The U.S. Chamber of Commerce is ramping up a partnership to support the controversial proposed Keystone XL pipeline, which would carry crude from Canada's oil sands to Texas refineries.
The Chamber is recruiting businesses in Minnesota and other parts of the Midwest to promote North American fuel supplies. Sixteen Minnesota businesses have joined a regional effort to promote the controversial pipeline. The group, Partnership to Fuel America, will campaign in Minnesota and 10 other Midwestern states.
High fuel costs affect customers, from families to truckers, said Dan Dorman, a former Minnesota State Representative and owner of a tire company in Albert Lea.

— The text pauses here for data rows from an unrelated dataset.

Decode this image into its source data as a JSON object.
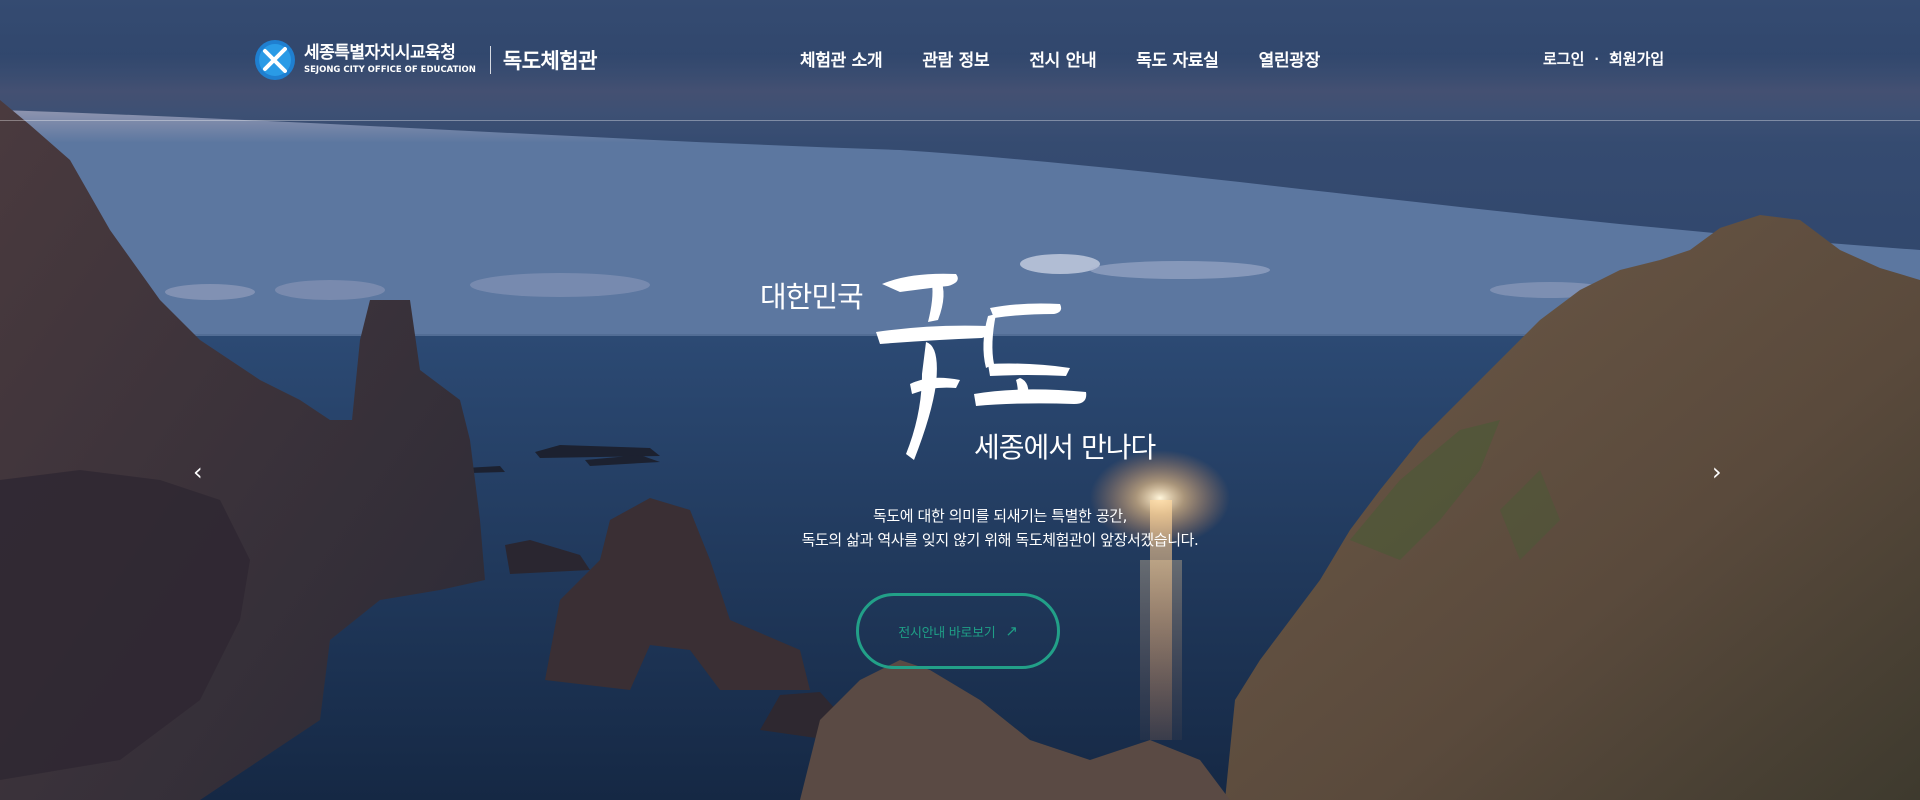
{
  "header": {
    "logo_org_ko": "세종특별자치시교육청",
    "logo_org_en": "SEJONG CITY OFFICE OF EDUCATION",
    "site_name": "독도체험관",
    "nav": [
      "체험관 소개",
      "관람 정보",
      "전시 안내",
      "독도 자료실",
      "열린광장"
    ],
    "util": {
      "login": "로그인",
      "separator": "·",
      "signup": "회원가입"
    }
  },
  "hero": {
    "country": "대한민국",
    "title": "독도",
    "subtitle": "세종에서 만나다",
    "desc_line1": "독도에 대한 의미를 되새기는 특별한 공간,",
    "desc_line2": "독도의 삶과 역사를 잊지 않기 위해 독도체험관이 앞장서겠습니다.",
    "cta_label": "전시안내 바로보기",
    "cta_icon": "arrow-up-right-icon"
  },
  "slider": {
    "prev_icon": "chevron-left-icon",
    "next_icon": "chevron-right-icon"
  },
  "colors": {
    "accent": "#22a088",
    "sky_top": "#2e4670",
    "sea": "#233a5e"
  }
}
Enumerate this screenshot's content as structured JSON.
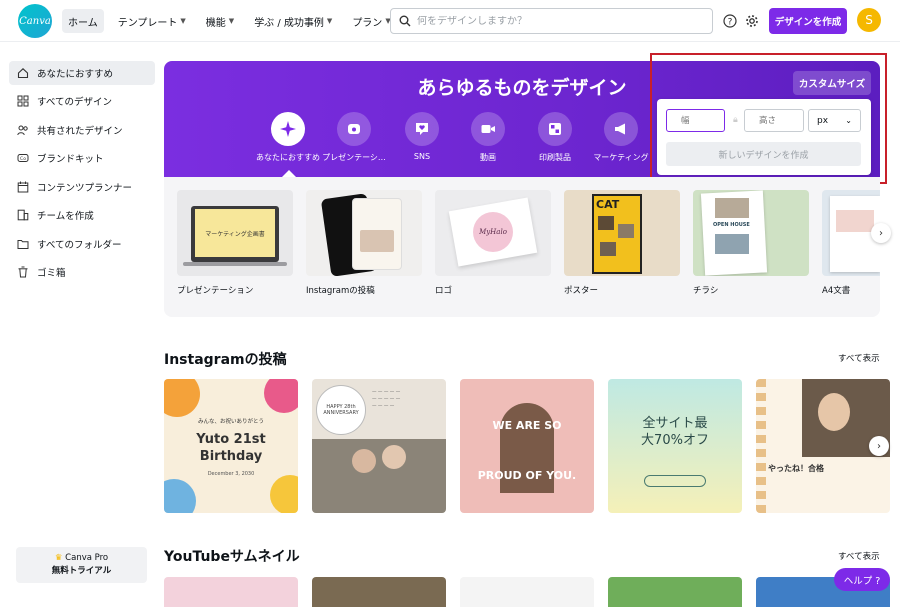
{
  "app": {
    "logo_text": "Canva",
    "brand_color": "#7d2ae8"
  },
  "nav": [
    {
      "label": "ホーム",
      "active": true,
      "dropdown": false
    },
    {
      "label": "テンプレート",
      "active": false,
      "dropdown": true
    },
    {
      "label": "機能",
      "active": false,
      "dropdown": true
    },
    {
      "label": "学ぶ / 成功事例",
      "active": false,
      "dropdown": true
    },
    {
      "label": "プラン",
      "active": false,
      "dropdown": true
    }
  ],
  "search": {
    "placeholder": "何をデザインしますか？"
  },
  "header": {
    "create_label": "デザインを作成",
    "avatar_initial": "S"
  },
  "sidebar": {
    "items": [
      {
        "label": "あなたにおすすめ",
        "icon": "home-icon",
        "active": true
      },
      {
        "label": "すべてのデザイン",
        "icon": "grid-icon",
        "active": false
      },
      {
        "label": "共有されたデザイン",
        "icon": "users-icon",
        "active": false
      },
      {
        "label": "ブランドキット",
        "icon": "brand-kit-icon",
        "active": false
      },
      {
        "label": "コンテンツプランナー",
        "icon": "calendar-icon",
        "active": false
      },
      {
        "label": "チームを作成",
        "icon": "building-icon",
        "active": false
      },
      {
        "label": "すべてのフォルダー",
        "icon": "folder-icon",
        "active": false
      },
      {
        "label": "ゴミ箱",
        "icon": "trash-icon",
        "active": false
      }
    ],
    "pro": {
      "line1": "Canva Pro",
      "line2": "無料トライアル"
    }
  },
  "hero": {
    "title": "あらゆるものをデザイン",
    "categories": [
      {
        "label": "あなたにおすすめ",
        "icon": "sparkle-icon",
        "active": true
      },
      {
        "label": "プレゼンテーシ…",
        "icon": "presentation-icon",
        "active": false
      },
      {
        "label": "SNS",
        "icon": "heart-chat-icon",
        "active": false
      },
      {
        "label": "動画",
        "icon": "video-icon",
        "active": false
      },
      {
        "label": "印刷製品",
        "icon": "print-icon",
        "active": false
      },
      {
        "label": "マーケティング",
        "icon": "megaphone-icon",
        "active": false
      }
    ],
    "custom_size_label": "カスタムサイズ"
  },
  "custom_size": {
    "width_placeholder": "幅",
    "height_placeholder": "高さ",
    "unit": "px",
    "create_label": "新しいデザインを作成"
  },
  "templates": [
    {
      "label": "プレゼンテーション",
      "thumb_text": "マーケティング企画書"
    },
    {
      "label": "Instagramの投稿",
      "thumb_text": ""
    },
    {
      "label": "ロゴ",
      "thumb_text": "MyHalo"
    },
    {
      "label": "ポスター",
      "thumb_text": "CAT"
    },
    {
      "label": "チラシ",
      "thumb_text": "OPEN HOUSE"
    },
    {
      "label": "A4文書",
      "thumb_text": ""
    }
  ],
  "instagram": {
    "title": "Instagramの投稿",
    "see_all": "すべて表示",
    "cards": [
      {
        "top": "みんな、お祝いありがとう",
        "main": "Yuto 21st Birthday",
        "sub": "December 3, 2030"
      },
      {
        "top": "HAPPY 28th ANNIVERSARY",
        "main": "",
        "sub": ""
      },
      {
        "top": "",
        "main": "WE ARE SO PROUD OF YOU.",
        "sub": ""
      },
      {
        "top": "",
        "main": "全サイト最大70%オフ",
        "sub": ""
      },
      {
        "top": "",
        "main": "やったね！合格",
        "sub": ""
      }
    ]
  },
  "youtube": {
    "title": "YouTubeサムネイル",
    "see_all": "すべて表示"
  },
  "help": {
    "label": "ヘルプ ?"
  }
}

"Particularly the independent truckers, are hard-hit by those costs, and that impacts our business, impacts the number of people we're able to employ, so there's quite a trickle down from there."
The pipeline company has done a good job of mitigating risks posed by the pipeline, Dorman said. Critics say a spill from the pipeline could contaminate the Ogalalla Aquifer in South Dakota, Nebraska and other states.
Dorman said TransCanada, the company that wants to build the 1,700-mile pipeline, acknowledges environmental risks involved with the plan. But he says for now, the economy needs oil.
"In the long run, people talk about different fuels, renewables, wind, whatever it is," Dorman said. "We need petroleum to help not only our local economy but our nationwide economy. So I think those risks are acceptable."